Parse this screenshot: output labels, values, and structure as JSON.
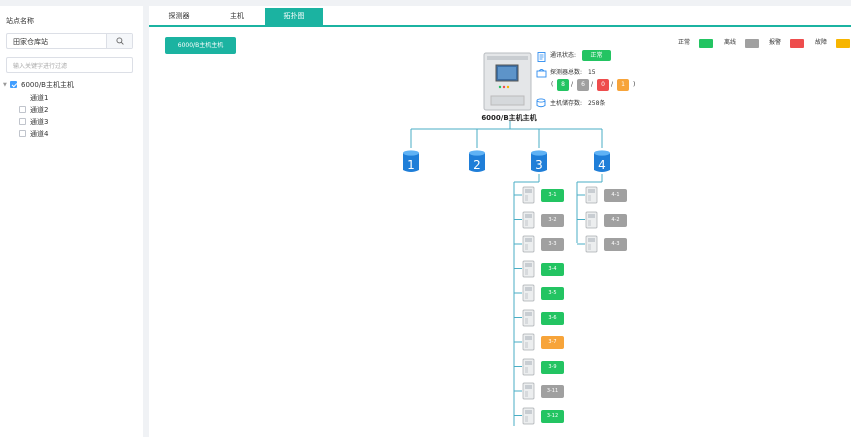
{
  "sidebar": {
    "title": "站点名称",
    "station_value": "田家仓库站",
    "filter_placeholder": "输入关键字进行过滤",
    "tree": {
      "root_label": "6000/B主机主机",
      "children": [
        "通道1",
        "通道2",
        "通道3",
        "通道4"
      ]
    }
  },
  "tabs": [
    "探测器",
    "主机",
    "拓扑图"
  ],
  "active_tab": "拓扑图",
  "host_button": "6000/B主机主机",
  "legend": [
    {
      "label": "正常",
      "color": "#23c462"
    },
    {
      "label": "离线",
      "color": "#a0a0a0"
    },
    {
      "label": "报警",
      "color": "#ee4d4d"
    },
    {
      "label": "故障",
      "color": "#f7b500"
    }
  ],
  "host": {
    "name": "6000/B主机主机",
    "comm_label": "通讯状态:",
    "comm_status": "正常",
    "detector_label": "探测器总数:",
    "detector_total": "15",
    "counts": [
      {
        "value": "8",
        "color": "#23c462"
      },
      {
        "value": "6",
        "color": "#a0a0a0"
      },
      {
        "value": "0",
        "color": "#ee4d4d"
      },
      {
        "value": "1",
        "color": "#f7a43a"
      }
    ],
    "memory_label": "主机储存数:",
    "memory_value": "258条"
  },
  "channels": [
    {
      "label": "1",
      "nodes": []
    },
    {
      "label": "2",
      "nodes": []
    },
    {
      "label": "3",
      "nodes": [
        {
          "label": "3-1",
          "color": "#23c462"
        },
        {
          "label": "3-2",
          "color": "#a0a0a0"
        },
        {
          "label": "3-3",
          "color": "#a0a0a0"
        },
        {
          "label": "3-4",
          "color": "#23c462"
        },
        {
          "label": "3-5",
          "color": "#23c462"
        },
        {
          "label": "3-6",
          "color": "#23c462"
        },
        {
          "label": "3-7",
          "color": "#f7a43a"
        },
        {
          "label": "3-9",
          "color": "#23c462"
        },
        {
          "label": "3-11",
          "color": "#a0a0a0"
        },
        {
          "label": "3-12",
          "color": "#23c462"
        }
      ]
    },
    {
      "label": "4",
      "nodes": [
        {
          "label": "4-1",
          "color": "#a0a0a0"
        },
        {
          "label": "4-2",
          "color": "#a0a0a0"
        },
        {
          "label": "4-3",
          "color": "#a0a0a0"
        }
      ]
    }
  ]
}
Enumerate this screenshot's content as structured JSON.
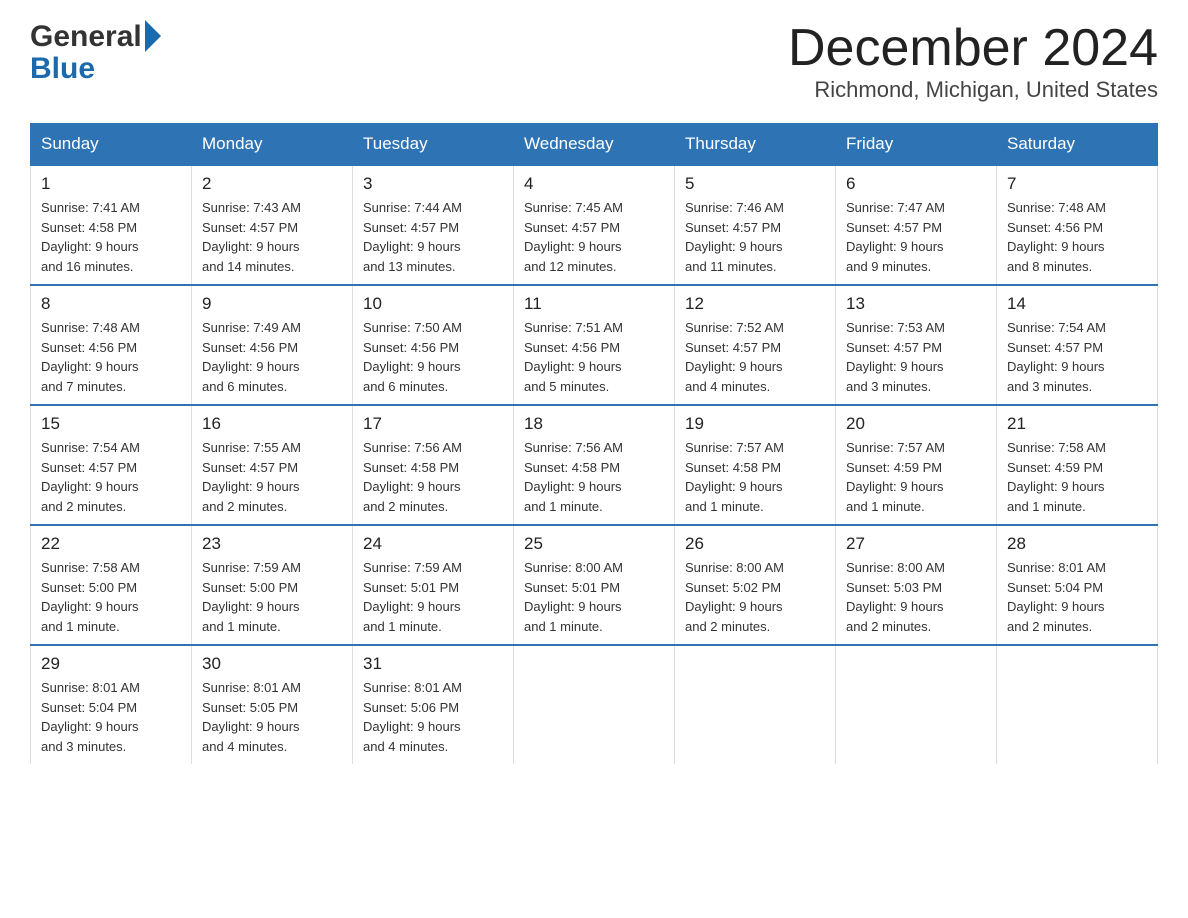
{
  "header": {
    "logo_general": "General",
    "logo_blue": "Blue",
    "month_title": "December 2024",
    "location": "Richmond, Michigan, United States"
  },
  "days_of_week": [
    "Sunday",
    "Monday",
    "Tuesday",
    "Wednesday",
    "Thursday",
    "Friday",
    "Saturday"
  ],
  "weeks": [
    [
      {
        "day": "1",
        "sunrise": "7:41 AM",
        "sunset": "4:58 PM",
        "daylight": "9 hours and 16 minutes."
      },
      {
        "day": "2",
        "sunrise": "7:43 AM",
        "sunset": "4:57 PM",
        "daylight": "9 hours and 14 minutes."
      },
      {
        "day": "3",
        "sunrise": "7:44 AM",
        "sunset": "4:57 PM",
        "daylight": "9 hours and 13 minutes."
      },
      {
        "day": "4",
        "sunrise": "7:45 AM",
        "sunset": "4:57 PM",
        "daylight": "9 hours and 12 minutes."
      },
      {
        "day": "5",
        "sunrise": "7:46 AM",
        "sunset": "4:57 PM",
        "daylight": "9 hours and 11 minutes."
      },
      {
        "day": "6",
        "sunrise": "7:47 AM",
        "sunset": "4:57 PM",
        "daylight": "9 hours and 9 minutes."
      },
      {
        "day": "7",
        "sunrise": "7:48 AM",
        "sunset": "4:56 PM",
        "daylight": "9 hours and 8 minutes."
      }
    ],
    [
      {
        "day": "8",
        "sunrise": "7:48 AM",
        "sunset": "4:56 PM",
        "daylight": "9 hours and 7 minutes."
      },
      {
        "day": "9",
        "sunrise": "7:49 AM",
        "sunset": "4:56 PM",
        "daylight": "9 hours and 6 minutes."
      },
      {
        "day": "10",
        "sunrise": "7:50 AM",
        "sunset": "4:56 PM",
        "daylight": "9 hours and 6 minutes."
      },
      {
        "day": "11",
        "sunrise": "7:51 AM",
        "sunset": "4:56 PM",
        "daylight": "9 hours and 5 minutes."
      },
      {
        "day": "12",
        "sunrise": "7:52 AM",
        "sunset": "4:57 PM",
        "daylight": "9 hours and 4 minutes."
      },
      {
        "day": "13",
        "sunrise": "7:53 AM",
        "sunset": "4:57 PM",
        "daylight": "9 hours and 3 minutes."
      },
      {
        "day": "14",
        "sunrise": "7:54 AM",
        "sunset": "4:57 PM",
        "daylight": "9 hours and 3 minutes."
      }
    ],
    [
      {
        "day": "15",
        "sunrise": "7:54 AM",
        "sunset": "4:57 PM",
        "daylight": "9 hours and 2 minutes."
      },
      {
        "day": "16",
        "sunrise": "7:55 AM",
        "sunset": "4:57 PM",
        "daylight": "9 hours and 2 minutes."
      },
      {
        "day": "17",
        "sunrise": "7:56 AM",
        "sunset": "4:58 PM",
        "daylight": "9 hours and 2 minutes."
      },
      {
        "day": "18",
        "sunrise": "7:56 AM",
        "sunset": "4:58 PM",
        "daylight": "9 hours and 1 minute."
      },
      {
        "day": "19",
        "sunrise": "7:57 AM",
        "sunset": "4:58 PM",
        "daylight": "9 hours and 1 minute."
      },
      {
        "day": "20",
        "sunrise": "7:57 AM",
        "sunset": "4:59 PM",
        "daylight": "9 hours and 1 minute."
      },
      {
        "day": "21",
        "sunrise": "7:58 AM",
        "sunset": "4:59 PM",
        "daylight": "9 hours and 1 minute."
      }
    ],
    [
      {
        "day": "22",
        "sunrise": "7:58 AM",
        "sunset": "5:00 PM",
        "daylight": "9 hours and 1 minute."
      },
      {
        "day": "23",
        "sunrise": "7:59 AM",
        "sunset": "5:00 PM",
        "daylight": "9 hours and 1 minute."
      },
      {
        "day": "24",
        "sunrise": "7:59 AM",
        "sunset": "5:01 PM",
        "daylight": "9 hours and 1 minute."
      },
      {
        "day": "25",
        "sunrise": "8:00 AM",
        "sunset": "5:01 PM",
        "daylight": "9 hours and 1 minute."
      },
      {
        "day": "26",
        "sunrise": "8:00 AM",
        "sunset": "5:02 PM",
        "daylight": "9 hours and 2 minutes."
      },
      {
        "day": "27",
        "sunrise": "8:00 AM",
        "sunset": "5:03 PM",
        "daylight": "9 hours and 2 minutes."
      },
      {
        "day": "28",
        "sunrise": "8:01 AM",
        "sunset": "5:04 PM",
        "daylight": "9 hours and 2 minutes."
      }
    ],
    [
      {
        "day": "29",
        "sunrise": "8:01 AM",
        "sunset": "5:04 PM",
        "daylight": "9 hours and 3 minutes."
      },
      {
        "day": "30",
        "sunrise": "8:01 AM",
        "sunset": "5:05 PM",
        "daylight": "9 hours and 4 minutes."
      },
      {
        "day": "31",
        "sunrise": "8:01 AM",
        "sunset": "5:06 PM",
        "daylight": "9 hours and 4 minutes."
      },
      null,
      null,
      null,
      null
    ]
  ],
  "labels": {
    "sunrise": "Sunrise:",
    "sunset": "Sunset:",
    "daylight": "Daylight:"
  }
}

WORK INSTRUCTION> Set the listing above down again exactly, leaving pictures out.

ANSWER BELOW>
Parse this screenshot: output labels, values, and structure as JSON.
{
  "sidebar": {
    "title": "站点名称",
    "station_value": "田家仓库站",
    "filter_placeholder": "输入关键字进行过滤",
    "tree": {
      "root_label": "6000/B主机主机",
      "children": [
        "通道1",
        "通道2",
        "通道3",
        "通道4"
      ]
    }
  },
  "tabs": [
    "探测器",
    "主机",
    "拓扑图"
  ],
  "active_tab": "拓扑图",
  "host_button": "6000/B主机主机",
  "legend": [
    {
      "label": "正常",
      "color": "#23c462"
    },
    {
      "label": "离线",
      "color": "#a0a0a0"
    },
    {
      "label": "报警",
      "color": "#ee4d4d"
    },
    {
      "label": "故障",
      "color": "#f7b500"
    }
  ],
  "host": {
    "name": "6000/B主机主机",
    "comm_label": "通讯状态:",
    "comm_status": "正常",
    "detector_label": "探测器总数:",
    "detector_total": "15",
    "counts": [
      {
        "value": "8",
        "color": "#23c462"
      },
      {
        "value": "6",
        "color": "#a0a0a0"
      },
      {
        "value": "0",
        "color": "#ee4d4d"
      },
      {
        "value": "1",
        "color": "#f7a43a"
      }
    ],
    "memory_label": "主机储存数:",
    "memory_value": "258条"
  },
  "channels": [
    {
      "label": "1",
      "nodes": []
    },
    {
      "label": "2",
      "nodes": []
    },
    {
      "label": "3",
      "nodes": [
        {
          "label": "3-1",
          "color": "#23c462"
        },
        {
          "label": "3-2",
          "color": "#a0a0a0"
        },
        {
          "label": "3-3",
          "color": "#a0a0a0"
        },
        {
          "label": "3-4",
          "color": "#23c462"
        },
        {
          "label": "3-5",
          "color": "#23c462"
        },
        {
          "label": "3-6",
          "color": "#23c462"
        },
        {
          "label": "3-7",
          "color": "#f7a43a"
        },
        {
          "label": "3-9",
          "color": "#23c462"
        },
        {
          "label": "3-11",
          "color": "#a0a0a0"
        },
        {
          "label": "3-12",
          "color": "#23c462"
        }
      ]
    },
    {
      "label": "4",
      "nodes": [
        {
          "label": "4-1",
          "color": "#a0a0a0"
        },
        {
          "label": "4-2",
          "color": "#a0a0a0"
        },
        {
          "label": "4-3",
          "color": "#a0a0a0"
        }
      ]
    }
  ]
}
Enumerate this screenshot's content as structured JSON.
{
  "header": {
    "logo_general": "General",
    "logo_blue": "Blue",
    "month_title": "December 2024",
    "location": "Richmond, Michigan, United States"
  },
  "days_of_week": [
    "Sunday",
    "Monday",
    "Tuesday",
    "Wednesday",
    "Thursday",
    "Friday",
    "Saturday"
  ],
  "weeks": [
    [
      {
        "day": "1",
        "sunrise": "7:41 AM",
        "sunset": "4:58 PM",
        "daylight": "9 hours and 16 minutes."
      },
      {
        "day": "2",
        "sunrise": "7:43 AM",
        "sunset": "4:57 PM",
        "daylight": "9 hours and 14 minutes."
      },
      {
        "day": "3",
        "sunrise": "7:44 AM",
        "sunset": "4:57 PM",
        "daylight": "9 hours and 13 minutes."
      },
      {
        "day": "4",
        "sunrise": "7:45 AM",
        "sunset": "4:57 PM",
        "daylight": "9 hours and 12 minutes."
      },
      {
        "day": "5",
        "sunrise": "7:46 AM",
        "sunset": "4:57 PM",
        "daylight": "9 hours and 11 minutes."
      },
      {
        "day": "6",
        "sunrise": "7:47 AM",
        "sunset": "4:57 PM",
        "daylight": "9 hours and 9 minutes."
      },
      {
        "day": "7",
        "sunrise": "7:48 AM",
        "sunset": "4:56 PM",
        "daylight": "9 hours and 8 minutes."
      }
    ],
    [
      {
        "day": "8",
        "sunrise": "7:48 AM",
        "sunset": "4:56 PM",
        "daylight": "9 hours and 7 minutes."
      },
      {
        "day": "9",
        "sunrise": "7:49 AM",
        "sunset": "4:56 PM",
        "daylight": "9 hours and 6 minutes."
      },
      {
        "day": "10",
        "sunrise": "7:50 AM",
        "sunset": "4:56 PM",
        "daylight": "9 hours and 6 minutes."
      },
      {
        "day": "11",
        "sunrise": "7:51 AM",
        "sunset": "4:56 PM",
        "daylight": "9 hours and 5 minutes."
      },
      {
        "day": "12",
        "sunrise": "7:52 AM",
        "sunset": "4:57 PM",
        "daylight": "9 hours and 4 minutes."
      },
      {
        "day": "13",
        "sunrise": "7:53 AM",
        "sunset": "4:57 PM",
        "daylight": "9 hours and 3 minutes."
      },
      {
        "day": "14",
        "sunrise": "7:54 AM",
        "sunset": "4:57 PM",
        "daylight": "9 hours and 3 minutes."
      }
    ],
    [
      {
        "day": "15",
        "sunrise": "7:54 AM",
        "sunset": "4:57 PM",
        "daylight": "9 hours and 2 minutes."
      },
      {
        "day": "16",
        "sunrise": "7:55 AM",
        "sunset": "4:57 PM",
        "daylight": "9 hours and 2 minutes."
      },
      {
        "day": "17",
        "sunrise": "7:56 AM",
        "sunset": "4:58 PM",
        "daylight": "9 hours and 2 minutes."
      },
      {
        "day": "18",
        "sunrise": "7:56 AM",
        "sunset": "4:58 PM",
        "daylight": "9 hours and 1 minute."
      },
      {
        "day": "19",
        "sunrise": "7:57 AM",
        "sunset": "4:58 PM",
        "daylight": "9 hours and 1 minute."
      },
      {
        "day": "20",
        "sunrise": "7:57 AM",
        "sunset": "4:59 PM",
        "daylight": "9 hours and 1 minute."
      },
      {
        "day": "21",
        "sunrise": "7:58 AM",
        "sunset": "4:59 PM",
        "daylight": "9 hours and 1 minute."
      }
    ],
    [
      {
        "day": "22",
        "sunrise": "7:58 AM",
        "sunset": "5:00 PM",
        "daylight": "9 hours and 1 minute."
      },
      {
        "day": "23",
        "sunrise": "7:59 AM",
        "sunset": "5:00 PM",
        "daylight": "9 hours and 1 minute."
      },
      {
        "day": "24",
        "sunrise": "7:59 AM",
        "sunset": "5:01 PM",
        "daylight": "9 hours and 1 minute."
      },
      {
        "day": "25",
        "sunrise": "8:00 AM",
        "sunset": "5:01 PM",
        "daylight": "9 hours and 1 minute."
      },
      {
        "day": "26",
        "sunrise": "8:00 AM",
        "sunset": "5:02 PM",
        "daylight": "9 hours and 2 minutes."
      },
      {
        "day": "27",
        "sunrise": "8:00 AM",
        "sunset": "5:03 PM",
        "daylight": "9 hours and 2 minutes."
      },
      {
        "day": "28",
        "sunrise": "8:01 AM",
        "sunset": "5:04 PM",
        "daylight": "9 hours and 2 minutes."
      }
    ],
    [
      {
        "day": "29",
        "sunrise": "8:01 AM",
        "sunset": "5:04 PM",
        "daylight": "9 hours and 3 minutes."
      },
      {
        "day": "30",
        "sunrise": "8:01 AM",
        "sunset": "5:05 PM",
        "daylight": "9 hours and 4 minutes."
      },
      {
        "day": "31",
        "sunrise": "8:01 AM",
        "sunset": "5:06 PM",
        "daylight": "9 hours and 4 minutes."
      },
      null,
      null,
      null,
      null
    ]
  ],
  "labels": {
    "sunrise": "Sunrise:",
    "sunset": "Sunset:",
    "daylight": "Daylight:"
  }
}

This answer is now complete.